Carnival dancer Lane Bellamy finds herself stranded in a southern town ruled by corrupt political boss Titus Semple. Lane becomes romantically involved with sheriff Fielding Carlisle, a weakling whose career is being driven by Titus. Seeing Lane as a liability to his own political ambitions, Titus mounts a campaign to get her driven out of town. She finds she can't get a job and even gets arrested on a trumped-up morals charge. Released from jail, Lane finds work as a "hostess" at Lutie-Mae's road house, where she meets Dan Reynolds, another member of the town's political machine. They marry and move to a home on Flamingo Road, the town's social pinnacle. Their marriage is soon marked by scandal when a drunken Carlisle visits Lane at home one evening and shoots himself.Written by
Daniel Bubbeo <firstname.lastname@example.org>
This film's first documented telecast took place in Los Angeles Sunday 12 August 1956 on KTLA (Channel 5). After that time, it was taken off the airwaves so as not to be shown in competition with NBC's Lux Video Theatre live color presentation 18 October 1956 starring Raymond Burr and Joanne Dru. The next telecasts of this version finally aired in New York City Saturday 18 March 1958 on WCBS (Channel 2), followed by Salt Lake City Friday 11 April 1958 on KUTV (Channel 2), and by Columbus Saturday 12 April 1958 on WTVN (Channel 6). See more »

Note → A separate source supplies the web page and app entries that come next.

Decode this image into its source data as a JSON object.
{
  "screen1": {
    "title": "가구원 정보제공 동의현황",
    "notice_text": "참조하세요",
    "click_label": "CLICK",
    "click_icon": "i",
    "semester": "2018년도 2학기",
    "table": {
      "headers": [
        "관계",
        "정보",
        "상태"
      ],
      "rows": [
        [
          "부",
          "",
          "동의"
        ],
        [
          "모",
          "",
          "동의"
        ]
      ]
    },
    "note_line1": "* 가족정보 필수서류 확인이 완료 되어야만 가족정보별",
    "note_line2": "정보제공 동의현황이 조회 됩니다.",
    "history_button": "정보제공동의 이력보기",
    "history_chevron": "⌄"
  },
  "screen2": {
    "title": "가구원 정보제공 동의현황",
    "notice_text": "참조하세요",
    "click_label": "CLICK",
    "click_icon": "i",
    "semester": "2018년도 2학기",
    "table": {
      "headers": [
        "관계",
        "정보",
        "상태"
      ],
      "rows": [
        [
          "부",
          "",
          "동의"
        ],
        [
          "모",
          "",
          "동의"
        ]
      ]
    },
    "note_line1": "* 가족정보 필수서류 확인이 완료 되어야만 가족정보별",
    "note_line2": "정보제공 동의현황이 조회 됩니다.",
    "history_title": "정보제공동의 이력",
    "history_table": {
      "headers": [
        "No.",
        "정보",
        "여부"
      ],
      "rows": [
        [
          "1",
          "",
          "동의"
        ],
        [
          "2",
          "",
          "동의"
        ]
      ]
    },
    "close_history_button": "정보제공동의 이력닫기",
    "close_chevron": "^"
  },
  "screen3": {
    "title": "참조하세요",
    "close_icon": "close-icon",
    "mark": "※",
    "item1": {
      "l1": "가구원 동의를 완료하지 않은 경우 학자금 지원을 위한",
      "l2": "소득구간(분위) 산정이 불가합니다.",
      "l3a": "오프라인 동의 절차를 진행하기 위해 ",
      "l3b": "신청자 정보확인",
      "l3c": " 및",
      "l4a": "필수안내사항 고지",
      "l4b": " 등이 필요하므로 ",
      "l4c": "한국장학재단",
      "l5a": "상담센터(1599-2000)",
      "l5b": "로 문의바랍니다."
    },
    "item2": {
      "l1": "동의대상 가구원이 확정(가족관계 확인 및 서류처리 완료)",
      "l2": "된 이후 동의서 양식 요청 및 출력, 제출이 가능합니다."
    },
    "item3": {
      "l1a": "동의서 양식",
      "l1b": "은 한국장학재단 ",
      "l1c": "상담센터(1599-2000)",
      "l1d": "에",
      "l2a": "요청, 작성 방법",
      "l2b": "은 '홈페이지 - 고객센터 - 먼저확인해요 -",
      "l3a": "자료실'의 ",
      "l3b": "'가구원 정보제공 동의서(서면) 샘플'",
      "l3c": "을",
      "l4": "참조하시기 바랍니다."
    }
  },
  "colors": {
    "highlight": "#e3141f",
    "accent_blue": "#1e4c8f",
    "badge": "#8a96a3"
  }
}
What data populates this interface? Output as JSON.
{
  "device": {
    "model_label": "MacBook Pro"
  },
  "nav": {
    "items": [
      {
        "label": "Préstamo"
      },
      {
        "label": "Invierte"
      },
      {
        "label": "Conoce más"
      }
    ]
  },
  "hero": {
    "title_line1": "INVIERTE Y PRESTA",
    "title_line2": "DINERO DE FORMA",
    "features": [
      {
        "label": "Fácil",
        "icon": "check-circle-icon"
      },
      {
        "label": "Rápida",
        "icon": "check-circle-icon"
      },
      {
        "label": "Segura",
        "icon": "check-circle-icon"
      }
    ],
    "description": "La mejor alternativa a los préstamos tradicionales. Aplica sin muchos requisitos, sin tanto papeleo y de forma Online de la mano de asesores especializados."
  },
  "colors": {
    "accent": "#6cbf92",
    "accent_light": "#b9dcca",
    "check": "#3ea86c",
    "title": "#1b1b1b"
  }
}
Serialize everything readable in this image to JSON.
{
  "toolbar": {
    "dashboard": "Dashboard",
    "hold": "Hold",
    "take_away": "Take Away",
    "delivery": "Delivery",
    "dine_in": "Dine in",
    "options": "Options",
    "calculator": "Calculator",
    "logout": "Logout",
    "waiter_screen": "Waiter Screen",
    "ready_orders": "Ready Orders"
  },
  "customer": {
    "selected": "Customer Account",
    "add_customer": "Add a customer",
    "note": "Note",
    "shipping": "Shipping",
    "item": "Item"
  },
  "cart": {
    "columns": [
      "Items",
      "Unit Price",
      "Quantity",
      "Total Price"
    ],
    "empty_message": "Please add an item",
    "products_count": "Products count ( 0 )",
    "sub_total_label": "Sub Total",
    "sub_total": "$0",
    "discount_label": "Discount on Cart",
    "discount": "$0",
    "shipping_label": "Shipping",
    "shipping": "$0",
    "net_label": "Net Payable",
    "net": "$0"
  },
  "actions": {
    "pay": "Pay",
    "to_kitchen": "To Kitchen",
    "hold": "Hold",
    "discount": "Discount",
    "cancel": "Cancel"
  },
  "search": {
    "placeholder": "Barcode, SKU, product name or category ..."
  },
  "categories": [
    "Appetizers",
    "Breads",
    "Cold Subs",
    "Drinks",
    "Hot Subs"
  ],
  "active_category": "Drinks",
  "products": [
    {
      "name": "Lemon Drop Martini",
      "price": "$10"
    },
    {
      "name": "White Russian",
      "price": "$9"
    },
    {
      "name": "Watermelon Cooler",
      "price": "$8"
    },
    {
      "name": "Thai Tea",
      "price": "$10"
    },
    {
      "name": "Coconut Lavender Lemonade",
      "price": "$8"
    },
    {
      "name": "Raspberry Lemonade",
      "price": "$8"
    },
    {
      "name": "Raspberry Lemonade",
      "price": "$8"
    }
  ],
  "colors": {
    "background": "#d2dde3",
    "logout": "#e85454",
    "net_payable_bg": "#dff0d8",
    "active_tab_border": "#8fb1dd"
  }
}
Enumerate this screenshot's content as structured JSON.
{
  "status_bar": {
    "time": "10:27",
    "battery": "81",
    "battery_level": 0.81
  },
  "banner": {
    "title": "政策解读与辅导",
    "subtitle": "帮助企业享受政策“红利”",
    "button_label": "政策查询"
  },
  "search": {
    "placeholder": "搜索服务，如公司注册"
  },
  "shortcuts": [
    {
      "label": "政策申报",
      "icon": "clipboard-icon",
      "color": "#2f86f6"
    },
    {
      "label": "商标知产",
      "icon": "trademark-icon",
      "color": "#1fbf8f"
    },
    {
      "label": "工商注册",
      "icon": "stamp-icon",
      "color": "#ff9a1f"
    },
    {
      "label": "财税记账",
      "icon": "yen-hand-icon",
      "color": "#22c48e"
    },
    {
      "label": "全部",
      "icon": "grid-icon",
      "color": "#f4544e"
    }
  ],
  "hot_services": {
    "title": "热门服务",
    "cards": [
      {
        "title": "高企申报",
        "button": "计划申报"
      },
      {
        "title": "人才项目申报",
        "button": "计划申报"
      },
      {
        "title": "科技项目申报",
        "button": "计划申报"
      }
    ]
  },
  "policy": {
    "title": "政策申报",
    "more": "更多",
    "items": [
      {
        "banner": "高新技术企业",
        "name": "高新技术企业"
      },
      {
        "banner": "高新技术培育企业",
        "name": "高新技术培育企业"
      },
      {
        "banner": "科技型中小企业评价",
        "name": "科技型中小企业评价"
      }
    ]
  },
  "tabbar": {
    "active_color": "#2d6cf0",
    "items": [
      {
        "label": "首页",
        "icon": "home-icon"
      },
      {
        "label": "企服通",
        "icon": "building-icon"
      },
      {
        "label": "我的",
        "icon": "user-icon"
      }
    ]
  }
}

Sheriff Titus Semple tells Fielding Carlisle to "get over to that girl's house and ask her to marry 'her'", instead of "marry you". See more »
You don't look much like a sheriff. You look more like Buffalo Bill with that hat on.
See more »
The opening credits are presented on a book as someone turns the pages. See more »
It Had to Be You
Music by Isham Jones
Played during and after the first poker game See more »
"You just wouldn't believe how difficult it is to get rid of a dead elephant!"
I am clueless as to how this movie has failed to become one of the great cult classics. Yes, of course, the plot is pitiful...combination of State of the Union meets Stella Dallas meets Sadie Thompson...but my God, the dialogue!
Joan Crawford - truly an amazing actress. If there's a heaven and she's in it and I make it there, I'll be acolyte in her heavenly choir. In this one, she looks like she's about to be torn to pieces by the centrifugal forces of her conflicting character. She's part Great Lady of the American theaTRE, movie version, with an accent that must be part Mount Holyoke mixed with Bryn Mawr mixed with Locust Valley Lockjaw...so how this dame is working as a carny girl at the tender age of 45 is quite the sight to behold. And then there's Gladys George...the type of older character actress that I suppose only the Depression-era movie studio system could produce...she's seen everything and done everything twice, and still has time to get her hair peroxided and permed. And finally - Sydney Greenstreet - of course - he is awesome in everything I've seen him in...but the look on his face when Joan utters the deathless line I've just tried to quote above...well, anyway...forget plot, just sit back and enjoy mid-20th century glossy-film-noir with Joan lit from angles that would put De la Tour to shame. a fan.
27 of 38 people found this review helpful.
Was this review helpful to you?
| Report this